June 24, 2019 12:47PM

Supreme Court Does Well to Strike Down Trademark‐​Office Censorship

In a replay of the Slants case Matal v. Tam from two years ago, the Supreme Court was right to strike down the ban on “scandalous” or “immoral” trademarks because government officials shouldn’t be making those kinds of values judgments. While the outcome was only ever in doubt becuase of an an unusually contentious oral argument, the majority, in a typically evocative opinion by Justice Elena Kagan, did well to show how similar the cases were.

This case illustrates a bedrock principle of First Amendment law. As Kagan puts it, "The government may not discriminate against speech based on the ideas or opinions it conveys." The problem here is that "the Lanham Act [the federal trademark statute] allows registration of marks when their messages accord with, but not when their messages defy, society’s sense of decency or propriety." You could register anti-drug marks ("Say No to Drugs") but not pro-drug ones "Marijuana Cola." You could register pro-religion marks ("Praise the Lord") but not religious marks for commercial products ("Agnus Dei" safes or "Madonna" wine). That just won't fly. 

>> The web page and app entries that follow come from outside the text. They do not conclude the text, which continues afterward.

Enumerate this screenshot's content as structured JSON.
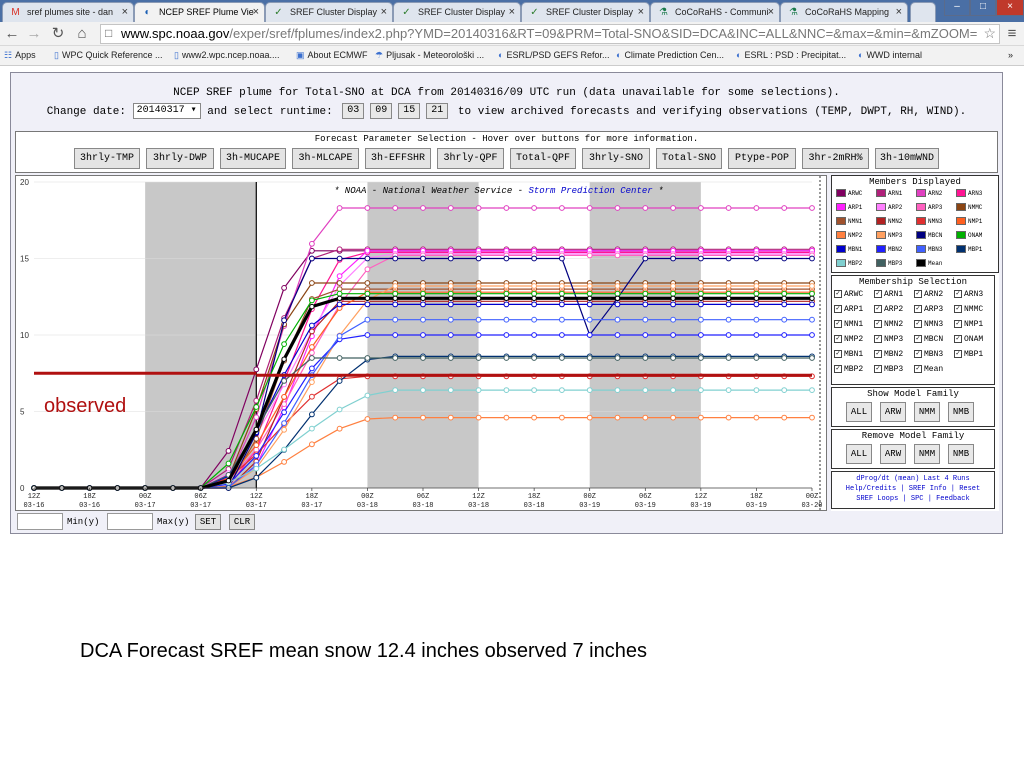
{
  "browser": {
    "tabs": [
      {
        "label": "sref plumes site - dan",
        "icon": "gmail-icon",
        "active": false
      },
      {
        "label": "NCEP SREF Plume Vie",
        "icon": "spc-icon",
        "active": true
      },
      {
        "label": "SREF Cluster Display",
        "icon": "check-icon",
        "active": false
      },
      {
        "label": "SREF Cluster Display",
        "icon": "check-icon",
        "active": false
      },
      {
        "label": "SREF Cluster Display",
        "icon": "check-icon",
        "active": false
      },
      {
        "label": "CoCoRaHS - Communi",
        "icon": "cocorahs-icon",
        "active": false
      },
      {
        "label": "CoCoRaHS Mapping",
        "icon": "cocorahs-icon",
        "active": false
      }
    ],
    "url_host": "www.spc.noaa.gov",
    "url_path": "/exper/sref/fplumes/index2.php?YMD=20140316&RT=09&PRM=Total-SNO&SID=DCA&INC=ALL&NNC=&max=&min=&mZOOM=",
    "bookmarks": [
      "Apps",
      "WPC Quick Reference ...",
      "www2.wpc.ncep.noaa....",
      "About ECMWF",
      "Pljusak - Meteorološki ...",
      "ESRL/PSD GEFS Refor...",
      "Climate Prediction Cen...",
      "ESRL : PSD : Precipitat...",
      "WWD internal"
    ]
  },
  "page": {
    "title": "NCEP SREF plume for Total-SNO at DCA from 20140316/09 UTC run (data unavailable for some selections).",
    "change_date_label": "Change date:",
    "date_value": "20140317",
    "runtime_label": "and select runtime:",
    "runtimes": [
      "03",
      "09",
      "15",
      "21"
    ],
    "runtime_suffix": "to view archived forecasts and verifying observations (TEMP, DWPT, RH, WIND).",
    "param_title": "Forecast Parameter Selection - Hover over buttons for more information.",
    "param_buttons": [
      "3hrly-TMP",
      "3hrly-DWP",
      "3h-MUCAPE",
      "3h-MLCAPE",
      "3h-EFFSHR",
      "3hrly-QPF",
      "Total-QPF",
      "3hrly-SNO",
      "Total-SNO",
      "Ptype-POP",
      "3hr-2mRH%",
      "3h-10mWND"
    ],
    "members_title": "Members Displayed",
    "members": [
      {
        "name": "ARWC",
        "color": "#800060"
      },
      {
        "name": "ARN1",
        "color": "#b0207a"
      },
      {
        "name": "ARN2",
        "color": "#e040c0"
      },
      {
        "name": "ARN3",
        "color": "#ff1493"
      },
      {
        "name": "ARP1",
        "color": "#ff20ff"
      },
      {
        "name": "ARP2",
        "color": "#ff80ff"
      },
      {
        "name": "ARP3",
        "color": "#ff60c0"
      },
      {
        "name": "NMMC",
        "color": "#8b4513"
      },
      {
        "name": "NMN1",
        "color": "#a0522d"
      },
      {
        "name": "NMN2",
        "color": "#b22222"
      },
      {
        "name": "NMN3",
        "color": "#e03030"
      },
      {
        "name": "NMP1",
        "color": "#ff6020"
      },
      {
        "name": "NMP2",
        "color": "#ff8040"
      },
      {
        "name": "NMP3",
        "color": "#ffa060"
      },
      {
        "name": "MBCN",
        "color": "#000080"
      },
      {
        "name": "ONAM",
        "color": "#00b000"
      },
      {
        "name": "MBN1",
        "color": "#0000cd"
      },
      {
        "name": "MBN2",
        "color": "#2020ff"
      },
      {
        "name": "MBN3",
        "color": "#4060ff"
      },
      {
        "name": "MBP1",
        "color": "#003070"
      },
      {
        "name": "MBP2",
        "color": "#80d0d0"
      },
      {
        "name": "MBP3",
        "color": "#406060"
      },
      {
        "name": "Mean",
        "color": "#000000"
      }
    ],
    "membership_title": "Membership Selection",
    "membership_items": [
      "ARWC",
      "ARN1",
      "ARN2",
      "ARN3",
      "ARP1",
      "ARP2",
      "ARP3",
      "NMMC",
      "NMN1",
      "NMN2",
      "NMN3",
      "NMP1",
      "NMP2",
      "NMP3",
      "MBCN",
      "ONAM",
      "MBN1",
      "MBN2",
      "MBN3",
      "MBP1",
      "MBP2",
      "MBP3",
      "Mean"
    ],
    "show_family_title": "Show Model Family",
    "remove_family_title": "Remove Model Family",
    "family_buttons": [
      "ALL",
      "ARW",
      "NMM",
      "NMB"
    ],
    "links_line1": "dProg/dt (mean) Last 4 Runs",
    "links_line2": "Help/Credits | SREF Info | Reset",
    "links_line3": "SREF Loops | SPC | Feedback",
    "min_label": "Min(y)",
    "max_label": "Max(y)",
    "set_label": "SET",
    "clr_label": "CLR"
  },
  "chart_data": {
    "type": "line",
    "banner_prefix": "* NOAA - National Weather Service - ",
    "banner_spc": "Storm Prediction Center",
    "banner_suffix": " *",
    "y_ticks": [
      0,
      5,
      10,
      15,
      20
    ],
    "ylim": [
      0,
      20
    ],
    "x_labels": [
      [
        "12Z",
        "03-16"
      ],
      [
        "18Z",
        "03-16"
      ],
      [
        "00Z",
        "03-17"
      ],
      [
        "06Z",
        "03-17"
      ],
      [
        "12Z",
        "03-17"
      ],
      [
        "18Z",
        "03-17"
      ],
      [
        "00Z",
        "03-18"
      ],
      [
        "06Z",
        "03-18"
      ],
      [
        "12Z",
        "03-18"
      ],
      [
        "18Z",
        "03-18"
      ],
      [
        "00Z",
        "03-19"
      ],
      [
        "06Z",
        "03-19"
      ],
      [
        "12Z",
        "03-19"
      ],
      [
        "18Z",
        "03-19"
      ],
      [
        "00Z",
        "03-20"
      ]
    ],
    "x_hours": [
      0,
      84
    ],
    "shaded_night_bands_hours": [
      [
        12,
        24
      ],
      [
        36,
        48
      ],
      [
        60,
        72
      ]
    ],
    "current_time_hour": 24,
    "observed_value": 7.5,
    "observed_label": "observed",
    "series_final_values": {
      "ARWC": 15.5,
      "ARN1": 15.6,
      "ARN2": 18.3,
      "ARN3": 15.4,
      "ARP1": 15.5,
      "ARP2": 15.3,
      "ARP3": 15.2,
      "NMMC": 13.4,
      "NMN1": 13.0,
      "NMN2": 12.2,
      "NMN3": 7.3,
      "NMP1": 12.8,
      "NMP2": 4.6,
      "NMP3": 13.2,
      "MBCN": 15.0,
      "ONAM": 12.7,
      "MBN1": 12.0,
      "MBN2": 10.0,
      "MBN3": 11.0,
      "MBP1": 8.6,
      "MBP2": 6.4,
      "MBP3": 8.5,
      "Mean": 12.4
    }
  },
  "caption": "DCA Forecast SREF mean snow 12.4 inches observed 7 inches"
}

While three justices (John Roberts, Stephen Breyer, and Sonia Sotomayor), adopting the government's argument, would’ve narrowed the statute to ban only obscene or vulgar epithets, that would be an improper use of the judicial power. As Kagan says, "To cut the statute off where the Government urges is not to interpret the statute Congress enacted, but to fashion a new one." As Justice Samuel Alito writes in his concurrence, "we are not legislators and cannot substitute a new statute for the one now in force."

Moreover, Justice Kagan drops a footnote to point out that the majority may yet be open to a new statute "limited to lewd, sexually explicit, and profane marks." Alito echoes that in suggesting to Congress a statute focusing on "vulgar terms that play no real part in the expression of ideas."

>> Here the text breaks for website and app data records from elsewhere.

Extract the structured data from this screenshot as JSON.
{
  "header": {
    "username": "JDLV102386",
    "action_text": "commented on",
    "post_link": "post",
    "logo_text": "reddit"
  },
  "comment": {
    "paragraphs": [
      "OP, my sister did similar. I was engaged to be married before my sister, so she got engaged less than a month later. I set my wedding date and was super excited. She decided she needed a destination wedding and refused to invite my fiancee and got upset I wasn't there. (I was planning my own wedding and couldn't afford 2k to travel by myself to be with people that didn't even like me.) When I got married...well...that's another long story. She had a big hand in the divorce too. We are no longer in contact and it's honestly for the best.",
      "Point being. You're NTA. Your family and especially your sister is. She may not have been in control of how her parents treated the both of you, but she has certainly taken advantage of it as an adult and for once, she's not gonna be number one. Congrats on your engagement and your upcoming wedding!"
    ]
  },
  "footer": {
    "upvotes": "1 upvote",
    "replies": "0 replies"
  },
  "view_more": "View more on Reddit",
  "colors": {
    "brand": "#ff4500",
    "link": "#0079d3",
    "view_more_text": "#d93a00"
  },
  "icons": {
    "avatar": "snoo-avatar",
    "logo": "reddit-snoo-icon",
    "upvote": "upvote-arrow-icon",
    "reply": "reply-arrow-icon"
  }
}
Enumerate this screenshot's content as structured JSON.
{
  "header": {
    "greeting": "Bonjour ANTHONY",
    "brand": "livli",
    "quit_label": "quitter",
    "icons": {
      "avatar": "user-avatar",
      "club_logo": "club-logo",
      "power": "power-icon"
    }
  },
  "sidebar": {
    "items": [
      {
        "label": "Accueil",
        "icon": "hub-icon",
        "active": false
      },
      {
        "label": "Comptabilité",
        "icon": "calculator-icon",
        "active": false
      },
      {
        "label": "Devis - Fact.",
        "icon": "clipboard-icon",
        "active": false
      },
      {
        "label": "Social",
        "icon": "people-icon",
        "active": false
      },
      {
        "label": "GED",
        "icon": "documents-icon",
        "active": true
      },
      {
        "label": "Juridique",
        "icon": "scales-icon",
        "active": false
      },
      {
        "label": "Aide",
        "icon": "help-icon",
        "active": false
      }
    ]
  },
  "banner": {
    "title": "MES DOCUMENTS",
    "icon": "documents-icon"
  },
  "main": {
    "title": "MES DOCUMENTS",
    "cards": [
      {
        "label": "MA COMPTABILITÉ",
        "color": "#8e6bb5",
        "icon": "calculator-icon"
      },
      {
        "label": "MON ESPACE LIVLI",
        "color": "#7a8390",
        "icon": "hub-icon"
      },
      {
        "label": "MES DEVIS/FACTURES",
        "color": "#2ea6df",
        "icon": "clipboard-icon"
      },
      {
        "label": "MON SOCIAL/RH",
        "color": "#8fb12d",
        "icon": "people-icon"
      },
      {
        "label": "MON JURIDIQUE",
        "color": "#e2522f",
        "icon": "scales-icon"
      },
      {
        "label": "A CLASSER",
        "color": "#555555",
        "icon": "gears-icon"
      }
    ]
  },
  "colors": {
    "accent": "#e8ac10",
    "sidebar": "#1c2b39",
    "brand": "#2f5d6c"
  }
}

I'm not so sure about that, but regardless local time, place, and manner restrictions are still available to cover, say, a billboard with a swear word outside a school. There are also viewpoint-neutral trademark rules that may take care of whatever problems the justices are thinking about. In any event, as Cato has long argued, it’s simply not the government’s role to tell people what’s “scandalous” -- whether in the trademark context or anywhere else. 

See here for more background and to read the "funny brief" that we filed in this case.